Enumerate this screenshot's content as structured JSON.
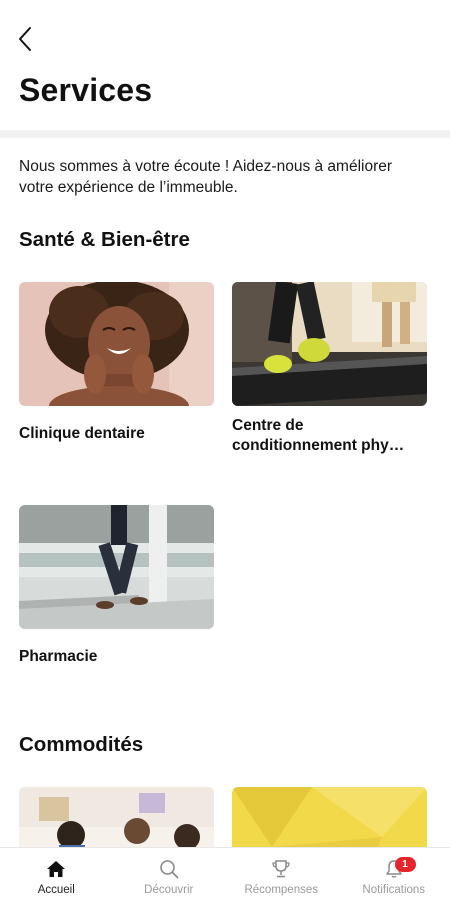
{
  "header": {
    "title": "Services"
  },
  "intro": "Nous sommes à votre écoute ! Aidez-nous à améliorer votre expérience de l’immeuble.",
  "sections": [
    {
      "title": "Santé & Bien-être",
      "items": [
        {
          "label": "Clinique dentaire"
        },
        {
          "label": "Centre de conditionnement phy…"
        },
        {
          "label": "Pharmacie"
        }
      ]
    },
    {
      "title": "Commodités"
    }
  ],
  "bottom_nav": [
    {
      "label": "Accueil",
      "icon": "home-icon",
      "active": true
    },
    {
      "label": "Découvrir",
      "icon": "search-icon"
    },
    {
      "label": "Récompenses",
      "icon": "trophy-icon"
    },
    {
      "label": "Notifications",
      "icon": "bell-icon",
      "badge": "1"
    }
  ],
  "colors": {
    "badge": "#e8242b",
    "active_nav": "#222222",
    "inactive_nav": "#9a9a9a",
    "divider": "#f1f1f1"
  }
}
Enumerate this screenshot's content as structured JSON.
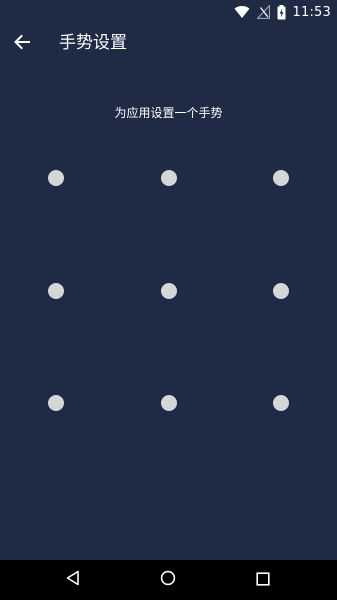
{
  "status_bar": {
    "time": "11:53",
    "icons": [
      "wifi-icon",
      "no-signal-icon",
      "battery-charging-icon"
    ]
  },
  "app_bar": {
    "back_icon": "arrow-left-icon",
    "title": "手势设置"
  },
  "main": {
    "prompt": "为应用设置一个手势",
    "pattern": {
      "rows": 3,
      "cols": 3,
      "selected": [],
      "dot_color": "#d6d6d6"
    }
  },
  "nav_bar": {
    "buttons": [
      "back-triangle-icon",
      "home-circle-icon",
      "recents-square-icon"
    ]
  },
  "colors": {
    "background": "#1f2a45",
    "text": "#ffffff",
    "nav_background": "#000000"
  }
}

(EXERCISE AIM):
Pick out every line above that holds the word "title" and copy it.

(RESULT):
    "title": "Services"
      "title": "Santé & Bien-être",
      "title": "Commodités"
    "title": "手势设置"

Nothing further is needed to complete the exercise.